WHAT TO PRODUCE
What you return should be the full listing, exactly as given.

---------- EXERCISE DATA

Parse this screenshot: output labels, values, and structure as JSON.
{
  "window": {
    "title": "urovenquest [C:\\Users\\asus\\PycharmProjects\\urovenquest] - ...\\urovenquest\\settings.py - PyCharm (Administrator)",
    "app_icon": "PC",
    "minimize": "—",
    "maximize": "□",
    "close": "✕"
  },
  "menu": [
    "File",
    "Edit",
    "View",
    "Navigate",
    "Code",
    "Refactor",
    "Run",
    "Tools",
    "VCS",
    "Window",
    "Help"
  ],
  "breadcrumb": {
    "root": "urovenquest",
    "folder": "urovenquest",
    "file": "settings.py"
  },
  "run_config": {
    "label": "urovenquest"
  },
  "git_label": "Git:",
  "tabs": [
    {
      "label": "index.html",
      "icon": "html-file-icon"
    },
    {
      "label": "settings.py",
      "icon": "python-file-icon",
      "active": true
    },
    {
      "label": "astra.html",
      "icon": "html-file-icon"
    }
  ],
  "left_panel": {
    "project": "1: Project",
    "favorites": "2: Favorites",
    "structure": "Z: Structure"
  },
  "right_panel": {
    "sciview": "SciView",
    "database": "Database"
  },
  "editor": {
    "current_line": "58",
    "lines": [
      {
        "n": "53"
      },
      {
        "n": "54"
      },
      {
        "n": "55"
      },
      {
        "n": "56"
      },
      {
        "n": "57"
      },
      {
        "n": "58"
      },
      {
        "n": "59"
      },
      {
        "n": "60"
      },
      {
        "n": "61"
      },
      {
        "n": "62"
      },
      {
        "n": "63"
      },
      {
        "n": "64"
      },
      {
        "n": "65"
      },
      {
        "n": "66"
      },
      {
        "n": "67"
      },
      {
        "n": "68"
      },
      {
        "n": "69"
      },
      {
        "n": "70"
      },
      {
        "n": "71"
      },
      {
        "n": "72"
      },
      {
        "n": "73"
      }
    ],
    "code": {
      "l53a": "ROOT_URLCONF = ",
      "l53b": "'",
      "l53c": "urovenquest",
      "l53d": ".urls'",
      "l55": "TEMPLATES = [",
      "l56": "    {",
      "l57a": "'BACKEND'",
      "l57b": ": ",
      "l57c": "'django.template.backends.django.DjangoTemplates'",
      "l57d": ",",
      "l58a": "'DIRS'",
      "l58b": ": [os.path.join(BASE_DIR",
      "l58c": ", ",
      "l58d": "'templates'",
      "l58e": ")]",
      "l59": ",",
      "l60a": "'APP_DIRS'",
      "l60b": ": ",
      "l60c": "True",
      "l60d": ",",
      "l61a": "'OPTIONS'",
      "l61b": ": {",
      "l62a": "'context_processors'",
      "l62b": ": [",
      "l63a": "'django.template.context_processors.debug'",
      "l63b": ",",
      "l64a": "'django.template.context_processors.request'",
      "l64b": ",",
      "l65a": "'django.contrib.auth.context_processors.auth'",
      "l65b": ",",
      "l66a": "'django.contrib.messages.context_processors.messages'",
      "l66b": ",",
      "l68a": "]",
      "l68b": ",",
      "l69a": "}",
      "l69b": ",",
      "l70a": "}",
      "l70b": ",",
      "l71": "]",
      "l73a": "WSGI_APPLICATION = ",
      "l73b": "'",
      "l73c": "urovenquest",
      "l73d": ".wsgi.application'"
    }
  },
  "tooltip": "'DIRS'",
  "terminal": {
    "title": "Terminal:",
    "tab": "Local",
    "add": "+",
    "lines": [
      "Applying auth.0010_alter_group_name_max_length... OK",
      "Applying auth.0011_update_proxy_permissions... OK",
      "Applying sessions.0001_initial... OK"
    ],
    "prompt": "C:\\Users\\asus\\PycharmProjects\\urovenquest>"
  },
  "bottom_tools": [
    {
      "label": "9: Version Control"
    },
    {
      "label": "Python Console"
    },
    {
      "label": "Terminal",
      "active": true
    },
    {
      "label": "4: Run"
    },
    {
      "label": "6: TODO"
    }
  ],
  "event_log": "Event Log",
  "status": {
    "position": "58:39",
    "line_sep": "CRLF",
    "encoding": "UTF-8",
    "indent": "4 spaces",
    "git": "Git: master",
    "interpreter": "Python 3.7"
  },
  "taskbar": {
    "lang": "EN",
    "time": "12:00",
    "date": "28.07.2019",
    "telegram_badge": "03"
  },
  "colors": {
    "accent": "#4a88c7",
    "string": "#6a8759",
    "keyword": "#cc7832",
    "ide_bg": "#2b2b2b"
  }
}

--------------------

TASK RESPONSE
Parse this screenshot: output labels, values, and structure as JSON.
{
  "window": {
    "title": "urovenquest [C:\\Users\\asus\\PycharmProjects\\urovenquest] - ...\\urovenquest\\settings.py - PyCharm (Administrator)",
    "app_icon": "PC",
    "minimize": "—",
    "maximize": "□",
    "close": "✕"
  },
  "menu": [
    "File",
    "Edit",
    "View",
    "Navigate",
    "Code",
    "Refactor",
    "Run",
    "Tools",
    "VCS",
    "Window",
    "Help"
  ],
  "breadcrumb": {
    "root": "urovenquest",
    "folder": "urovenquest",
    "file": "settings.py"
  },
  "run_config": {
    "label": "urovenquest"
  },
  "git_label": "Git:",
  "tabs": [
    {
      "label": "index.html",
      "icon": "html-file-icon"
    },
    {
      "label": "settings.py",
      "icon": "python-file-icon",
      "active": true
    },
    {
      "label": "astra.html",
      "icon": "html-file-icon"
    }
  ],
  "left_panel": {
    "project": "1: Project",
    "favorites": "2: Favorites",
    "structure": "Z: Structure"
  },
  "right_panel": {
    "sciview": "SciView",
    "database": "Database"
  },
  "editor": {
    "current_line": "58",
    "lines": [
      {
        "n": "53"
      },
      {
        "n": "54"
      },
      {
        "n": "55"
      },
      {
        "n": "56"
      },
      {
        "n": "57"
      },
      {
        "n": "58"
      },
      {
        "n": "59"
      },
      {
        "n": "60"
      },
      {
        "n": "61"
      },
      {
        "n": "62"
      },
      {
        "n": "63"
      },
      {
        "n": "64"
      },
      {
        "n": "65"
      },
      {
        "n": "66"
      },
      {
        "n": "67"
      },
      {
        "n": "68"
      },
      {
        "n": "69"
      },
      {
        "n": "70"
      },
      {
        "n": "71"
      },
      {
        "n": "72"
      },
      {
        "n": "73"
      }
    ],
    "code": {
      "l53a": "ROOT_URLCONF = ",
      "l53b": "'",
      "l53c": "urovenquest",
      "l53d": ".urls'",
      "l55": "TEMPLATES = [",
      "l56": "    {",
      "l57a": "'BACKEND'",
      "l57b": ": ",
      "l57c": "'django.template.backends.django.DjangoTemplates'",
      "l57d": ",",
      "l58a": "'DIRS'",
      "l58b": ": [os.path.join(BASE_DIR",
      "l58c": ", ",
      "l58d": "'templates'",
      "l58e": ")]",
      "l59": ",",
      "l60a": "'APP_DIRS'",
      "l60b": ": ",
      "l60c": "True",
      "l60d": ",",
      "l61a": "'OPTIONS'",
      "l61b": ": {",
      "l62a": "'context_processors'",
      "l62b": ": [",
      "l63a": "'django.template.context_processors.debug'",
      "l63b": ",",
      "l64a": "'django.template.context_processors.request'",
      "l64b": ",",
      "l65a": "'django.contrib.auth.context_processors.auth'",
      "l65b": ",",
      "l66a": "'django.contrib.messages.context_processors.messages'",
      "l66b": ",",
      "l68a": "]",
      "l68b": ",",
      "l69a": "}",
      "l69b": ",",
      "l70a": "}",
      "l70b": ",",
      "l71": "]",
      "l73a": "WSGI_APPLICATION = ",
      "l73b": "'",
      "l73c": "urovenquest",
      "l73d": ".wsgi.application'"
    }
  },
  "tooltip": "'DIRS'",
  "terminal": {
    "title": "Terminal:",
    "tab": "Local",
    "add": "+",
    "lines": [
      "Applying auth.0010_alter_group_name_max_length... OK",
      "Applying auth.0011_update_proxy_permissions... OK",
      "Applying sessions.0001_initial... OK"
    ],
    "prompt": "C:\\Users\\asus\\PycharmProjects\\urovenquest>"
  },
  "bottom_tools": [
    {
      "label": "9: Version Control"
    },
    {
      "label": "Python Console"
    },
    {
      "label": "Terminal",
      "active": true
    },
    {
      "label": "4: Run"
    },
    {
      "label": "6: TODO"
    }
  ],
  "event_log": "Event Log",
  "status": {
    "position": "58:39",
    "line_sep": "CRLF",
    "encoding": "UTF-8",
    "indent": "4 spaces",
    "git": "Git: master",
    "interpreter": "Python 3.7"
  },
  "taskbar": {
    "lang": "EN",
    "time": "12:00",
    "date": "28.07.2019",
    "telegram_badge": "03"
  },
  "colors": {
    "accent": "#4a88c7",
    "string": "#6a8759",
    "keyword": "#cc7832",
    "ide_bg": "#2b2b2b"
  }
}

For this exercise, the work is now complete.